**Your task**
Report the lines of the data below that contain the string "this".

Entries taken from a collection
=== Begin Enclosure ===

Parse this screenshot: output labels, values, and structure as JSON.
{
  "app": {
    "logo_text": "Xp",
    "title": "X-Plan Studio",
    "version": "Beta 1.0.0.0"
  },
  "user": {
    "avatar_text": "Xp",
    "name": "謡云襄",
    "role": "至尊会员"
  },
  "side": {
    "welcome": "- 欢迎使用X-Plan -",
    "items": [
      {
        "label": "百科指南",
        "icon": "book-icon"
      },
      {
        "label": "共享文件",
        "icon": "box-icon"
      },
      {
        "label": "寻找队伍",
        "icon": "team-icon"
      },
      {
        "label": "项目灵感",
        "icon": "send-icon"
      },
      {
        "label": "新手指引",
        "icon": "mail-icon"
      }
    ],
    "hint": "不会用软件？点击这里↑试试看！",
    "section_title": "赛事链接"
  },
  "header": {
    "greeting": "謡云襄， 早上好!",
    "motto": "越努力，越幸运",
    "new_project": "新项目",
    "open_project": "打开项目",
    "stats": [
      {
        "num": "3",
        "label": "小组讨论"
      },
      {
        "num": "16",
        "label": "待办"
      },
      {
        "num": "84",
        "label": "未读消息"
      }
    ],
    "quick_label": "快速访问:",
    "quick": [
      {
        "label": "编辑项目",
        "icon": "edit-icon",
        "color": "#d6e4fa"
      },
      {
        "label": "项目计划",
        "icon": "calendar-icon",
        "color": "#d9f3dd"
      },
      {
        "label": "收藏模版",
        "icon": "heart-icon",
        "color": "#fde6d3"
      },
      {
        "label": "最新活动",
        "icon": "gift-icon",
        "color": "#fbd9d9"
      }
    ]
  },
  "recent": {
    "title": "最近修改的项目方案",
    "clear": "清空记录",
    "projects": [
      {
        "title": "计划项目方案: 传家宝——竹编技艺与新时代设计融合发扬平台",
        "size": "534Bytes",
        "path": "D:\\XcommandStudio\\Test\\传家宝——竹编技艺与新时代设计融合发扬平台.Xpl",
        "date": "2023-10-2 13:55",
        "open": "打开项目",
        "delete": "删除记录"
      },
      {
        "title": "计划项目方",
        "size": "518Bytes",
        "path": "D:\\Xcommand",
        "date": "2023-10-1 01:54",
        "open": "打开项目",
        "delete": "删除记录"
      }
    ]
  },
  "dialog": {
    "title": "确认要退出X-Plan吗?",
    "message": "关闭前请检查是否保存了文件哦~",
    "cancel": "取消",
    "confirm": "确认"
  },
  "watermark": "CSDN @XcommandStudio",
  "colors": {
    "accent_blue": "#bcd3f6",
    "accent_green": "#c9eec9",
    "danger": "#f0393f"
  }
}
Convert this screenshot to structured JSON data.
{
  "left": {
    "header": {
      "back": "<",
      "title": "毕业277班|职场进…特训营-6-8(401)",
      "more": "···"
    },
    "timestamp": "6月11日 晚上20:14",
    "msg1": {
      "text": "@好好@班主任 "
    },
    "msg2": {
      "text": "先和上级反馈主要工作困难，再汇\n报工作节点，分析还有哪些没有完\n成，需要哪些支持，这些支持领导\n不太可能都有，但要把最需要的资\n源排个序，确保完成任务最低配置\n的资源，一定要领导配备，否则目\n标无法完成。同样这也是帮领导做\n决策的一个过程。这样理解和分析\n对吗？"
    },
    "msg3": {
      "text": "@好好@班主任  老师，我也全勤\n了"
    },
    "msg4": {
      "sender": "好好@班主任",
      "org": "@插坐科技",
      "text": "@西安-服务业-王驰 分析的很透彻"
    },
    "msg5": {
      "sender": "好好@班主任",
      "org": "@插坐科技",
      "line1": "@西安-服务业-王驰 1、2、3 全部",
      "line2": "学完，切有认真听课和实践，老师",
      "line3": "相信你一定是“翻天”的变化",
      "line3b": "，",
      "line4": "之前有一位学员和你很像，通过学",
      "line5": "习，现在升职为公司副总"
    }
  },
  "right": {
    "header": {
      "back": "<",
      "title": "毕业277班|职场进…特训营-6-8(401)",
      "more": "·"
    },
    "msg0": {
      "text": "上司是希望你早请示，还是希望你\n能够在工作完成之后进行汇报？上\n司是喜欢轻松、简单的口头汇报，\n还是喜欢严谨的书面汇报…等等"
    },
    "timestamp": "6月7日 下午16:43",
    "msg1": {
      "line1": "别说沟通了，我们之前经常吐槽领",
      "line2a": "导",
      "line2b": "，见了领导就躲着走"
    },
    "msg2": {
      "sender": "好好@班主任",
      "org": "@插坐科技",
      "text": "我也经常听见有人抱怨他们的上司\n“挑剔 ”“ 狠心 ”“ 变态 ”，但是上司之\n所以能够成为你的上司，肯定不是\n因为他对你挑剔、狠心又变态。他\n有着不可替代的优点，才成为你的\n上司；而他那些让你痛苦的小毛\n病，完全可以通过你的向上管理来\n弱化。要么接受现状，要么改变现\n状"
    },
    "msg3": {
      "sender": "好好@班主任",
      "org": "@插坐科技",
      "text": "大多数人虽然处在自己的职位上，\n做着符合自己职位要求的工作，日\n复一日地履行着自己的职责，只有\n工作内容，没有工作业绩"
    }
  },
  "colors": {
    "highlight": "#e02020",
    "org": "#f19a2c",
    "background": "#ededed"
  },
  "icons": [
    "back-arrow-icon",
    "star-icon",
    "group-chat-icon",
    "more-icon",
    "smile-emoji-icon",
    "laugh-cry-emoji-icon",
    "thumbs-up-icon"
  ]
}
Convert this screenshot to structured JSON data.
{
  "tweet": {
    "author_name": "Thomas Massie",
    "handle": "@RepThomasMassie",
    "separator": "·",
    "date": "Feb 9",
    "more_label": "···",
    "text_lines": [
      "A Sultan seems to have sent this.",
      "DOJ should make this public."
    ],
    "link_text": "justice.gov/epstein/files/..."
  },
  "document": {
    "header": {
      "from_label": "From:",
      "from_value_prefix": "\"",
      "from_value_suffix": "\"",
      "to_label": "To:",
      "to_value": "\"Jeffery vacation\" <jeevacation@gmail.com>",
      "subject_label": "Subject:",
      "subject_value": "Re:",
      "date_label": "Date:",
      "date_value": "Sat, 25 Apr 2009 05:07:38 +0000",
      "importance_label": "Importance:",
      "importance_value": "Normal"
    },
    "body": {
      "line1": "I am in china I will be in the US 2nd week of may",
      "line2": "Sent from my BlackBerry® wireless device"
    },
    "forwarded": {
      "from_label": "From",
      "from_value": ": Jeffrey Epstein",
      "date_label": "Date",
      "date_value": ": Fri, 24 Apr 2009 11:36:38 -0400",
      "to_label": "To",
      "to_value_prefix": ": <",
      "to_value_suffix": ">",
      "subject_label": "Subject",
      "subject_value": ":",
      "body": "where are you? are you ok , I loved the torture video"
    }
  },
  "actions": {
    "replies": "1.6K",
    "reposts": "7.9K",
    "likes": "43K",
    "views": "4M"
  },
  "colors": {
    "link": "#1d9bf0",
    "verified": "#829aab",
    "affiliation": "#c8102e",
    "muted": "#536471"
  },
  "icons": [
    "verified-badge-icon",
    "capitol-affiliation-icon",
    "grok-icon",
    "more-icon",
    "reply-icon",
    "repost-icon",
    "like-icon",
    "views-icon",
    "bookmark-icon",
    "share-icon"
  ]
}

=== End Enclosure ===

**The answer**
Parse this screenshot: output labels, values, and structure as JSON.
Convert this screenshot to structured JSON data.
Convert this screenshot to structured JSON data.
      "A Sultan seems to have sent this.",
      "DOJ should make this public."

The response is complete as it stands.